PROBLEM REQUIREMENTS – Pull out each line of the records holding the string "Craig".

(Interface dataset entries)
.....

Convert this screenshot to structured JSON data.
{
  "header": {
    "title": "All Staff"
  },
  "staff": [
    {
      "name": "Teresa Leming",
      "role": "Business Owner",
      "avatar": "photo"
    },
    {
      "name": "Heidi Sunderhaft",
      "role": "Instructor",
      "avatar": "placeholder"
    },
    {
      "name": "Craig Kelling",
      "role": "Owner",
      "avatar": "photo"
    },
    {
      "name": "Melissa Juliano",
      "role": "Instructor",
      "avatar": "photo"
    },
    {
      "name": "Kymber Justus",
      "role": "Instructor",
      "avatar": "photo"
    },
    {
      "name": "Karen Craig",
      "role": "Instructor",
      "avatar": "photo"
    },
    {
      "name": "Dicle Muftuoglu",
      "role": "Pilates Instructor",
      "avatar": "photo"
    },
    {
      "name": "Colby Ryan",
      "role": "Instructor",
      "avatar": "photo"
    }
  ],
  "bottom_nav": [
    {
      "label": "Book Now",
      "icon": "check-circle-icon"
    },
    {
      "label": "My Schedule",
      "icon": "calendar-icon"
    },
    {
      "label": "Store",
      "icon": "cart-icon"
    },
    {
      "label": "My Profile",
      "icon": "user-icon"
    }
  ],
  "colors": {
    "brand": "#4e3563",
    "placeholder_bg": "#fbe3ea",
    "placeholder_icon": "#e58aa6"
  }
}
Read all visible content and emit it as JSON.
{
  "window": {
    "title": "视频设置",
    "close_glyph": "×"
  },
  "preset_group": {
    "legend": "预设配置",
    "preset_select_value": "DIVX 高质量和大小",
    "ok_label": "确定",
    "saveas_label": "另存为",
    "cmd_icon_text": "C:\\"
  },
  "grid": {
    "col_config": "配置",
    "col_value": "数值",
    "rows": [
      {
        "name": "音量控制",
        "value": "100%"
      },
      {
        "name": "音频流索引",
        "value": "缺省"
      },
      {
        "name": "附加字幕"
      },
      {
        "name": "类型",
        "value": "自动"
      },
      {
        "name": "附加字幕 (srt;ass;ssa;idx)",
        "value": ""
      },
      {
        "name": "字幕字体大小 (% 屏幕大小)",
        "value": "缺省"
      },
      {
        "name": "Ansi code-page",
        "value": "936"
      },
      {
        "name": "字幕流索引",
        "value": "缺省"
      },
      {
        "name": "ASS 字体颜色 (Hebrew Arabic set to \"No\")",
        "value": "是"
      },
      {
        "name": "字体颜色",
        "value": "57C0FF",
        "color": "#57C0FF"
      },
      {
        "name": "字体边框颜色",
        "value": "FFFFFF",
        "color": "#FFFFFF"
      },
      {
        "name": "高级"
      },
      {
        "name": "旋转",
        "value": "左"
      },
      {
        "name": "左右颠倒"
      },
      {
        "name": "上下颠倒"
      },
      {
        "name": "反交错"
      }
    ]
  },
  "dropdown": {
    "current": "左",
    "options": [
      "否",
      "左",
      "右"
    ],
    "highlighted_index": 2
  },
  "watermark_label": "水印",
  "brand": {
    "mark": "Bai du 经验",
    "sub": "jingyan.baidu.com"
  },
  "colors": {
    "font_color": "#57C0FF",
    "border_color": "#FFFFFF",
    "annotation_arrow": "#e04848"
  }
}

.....

EXERCISE OUTPUT –
      "name": "Craig Kelling",
      "name": "Karen Craig",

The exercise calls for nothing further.